Problem details → Each line of the records needs to come back exactly as written.

Page and application data records:
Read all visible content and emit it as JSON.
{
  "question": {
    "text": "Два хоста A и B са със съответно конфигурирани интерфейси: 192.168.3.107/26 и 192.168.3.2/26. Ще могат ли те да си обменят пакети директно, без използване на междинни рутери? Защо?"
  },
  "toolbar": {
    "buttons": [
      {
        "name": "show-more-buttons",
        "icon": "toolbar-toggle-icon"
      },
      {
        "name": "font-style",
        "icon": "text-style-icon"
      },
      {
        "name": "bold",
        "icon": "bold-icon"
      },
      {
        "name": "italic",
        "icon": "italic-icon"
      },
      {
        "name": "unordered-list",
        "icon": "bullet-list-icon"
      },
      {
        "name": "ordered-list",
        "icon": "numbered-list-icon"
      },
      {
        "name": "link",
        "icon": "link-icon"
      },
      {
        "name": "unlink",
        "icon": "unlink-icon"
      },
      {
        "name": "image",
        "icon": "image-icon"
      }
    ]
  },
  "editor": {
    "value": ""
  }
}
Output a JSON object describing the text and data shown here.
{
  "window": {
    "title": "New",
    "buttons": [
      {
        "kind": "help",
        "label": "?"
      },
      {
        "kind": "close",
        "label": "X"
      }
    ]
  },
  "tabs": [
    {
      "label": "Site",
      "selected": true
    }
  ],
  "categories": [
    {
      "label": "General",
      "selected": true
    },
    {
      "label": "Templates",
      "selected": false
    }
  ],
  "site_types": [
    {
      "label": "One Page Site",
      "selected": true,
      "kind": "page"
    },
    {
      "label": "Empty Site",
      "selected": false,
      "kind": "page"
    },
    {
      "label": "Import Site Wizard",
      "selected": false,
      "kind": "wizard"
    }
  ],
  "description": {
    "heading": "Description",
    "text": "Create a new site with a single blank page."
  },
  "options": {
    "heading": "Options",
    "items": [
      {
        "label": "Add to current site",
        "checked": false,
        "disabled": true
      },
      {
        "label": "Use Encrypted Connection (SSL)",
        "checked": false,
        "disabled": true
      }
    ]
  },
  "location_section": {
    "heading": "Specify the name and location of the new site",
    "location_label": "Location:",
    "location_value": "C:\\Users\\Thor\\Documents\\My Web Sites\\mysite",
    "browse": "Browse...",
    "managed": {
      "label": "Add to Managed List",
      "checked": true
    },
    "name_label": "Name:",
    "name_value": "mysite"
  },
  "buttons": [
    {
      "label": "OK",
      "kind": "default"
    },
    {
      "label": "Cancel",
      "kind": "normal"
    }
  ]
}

Result of the task →
Read all visible content and emit it as JSON.
{
  "question": {
    "text": "Два хоста A и B са със съответно конфигурирани интерфейси: 192.168.3.107/26 и 192.168.3.2/26. Ще могат ли те да си обменят пакети директно, без използване на междинни рутери? Защо?"
  },
  "toolbar": {
    "buttons": [
      {
        "name": "show-more-buttons",
        "icon": "toolbar-toggle-icon"
      },
      {
        "name": "font-style",
        "icon": "text-style-icon"
      },
      {
        "name": "bold",
        "icon": "bold-icon"
      },
      {
        "name": "italic",
        "icon": "italic-icon"
      },
      {
        "name": "unordered-list",
        "icon": "bullet-list-icon"
      },
      {
        "name": "ordered-list",
        "icon": "numbered-list-icon"
      },
      {
        "name": "link",
        "icon": "link-icon"
      },
      {
        "name": "unlink",
        "icon": "unlink-icon"
      },
      {
        "name": "image",
        "icon": "image-icon"
      }
    ]
  },
  "editor": {
    "value": ""
  }
}
Output a JSON object describing the text and data shown here.
{
  "window": {
    "title": "New",
    "buttons": [
      {
        "kind": "help",
        "label": "?"
      },
      {
        "kind": "close",
        "label": "X"
      }
    ]
  },
  "tabs": [
    {
      "label": "Site",
      "selected": true
    }
  ],
  "categories": [
    {
      "label": "General",
      "selected": true
    },
    {
      "label": "Templates",
      "selected": false
    }
  ],
  "site_types": [
    {
      "label": "One Page Site",
      "selected": true,
      "kind": "page"
    },
    {
      "label": "Empty Site",
      "selected": false,
      "kind": "page"
    },
    {
      "label": "Import Site Wizard",
      "selected": false,
      "kind": "wizard"
    }
  ],
  "description": {
    "heading": "Description",
    "text": "Create a new site with a single blank page."
  },
  "options": {
    "heading": "Options",
    "items": [
      {
        "label": "Add to current site",
        "checked": false,
        "disabled": true
      },
      {
        "label": "Use Encrypted Connection (SSL)",
        "checked": false,
        "disabled": true
      }
    ]
  },
  "location_section": {
    "heading": "Specify the name and location of the new site",
    "location_label": "Location:",
    "location_value": "C:\\Users\\Thor\\Documents\\My Web Sites\\mysite",
    "browse": "Browse...",
    "managed": {
      "label": "Add to Managed List",
      "checked": true
    },
    "name_label": "Name:",
    "name_value": "mysite"
  },
  "buttons": [
    {
      "label": "OK",
      "kind": "default"
    },
    {
      "label": "Cancel",
      "kind": "normal"
    }
  ]
}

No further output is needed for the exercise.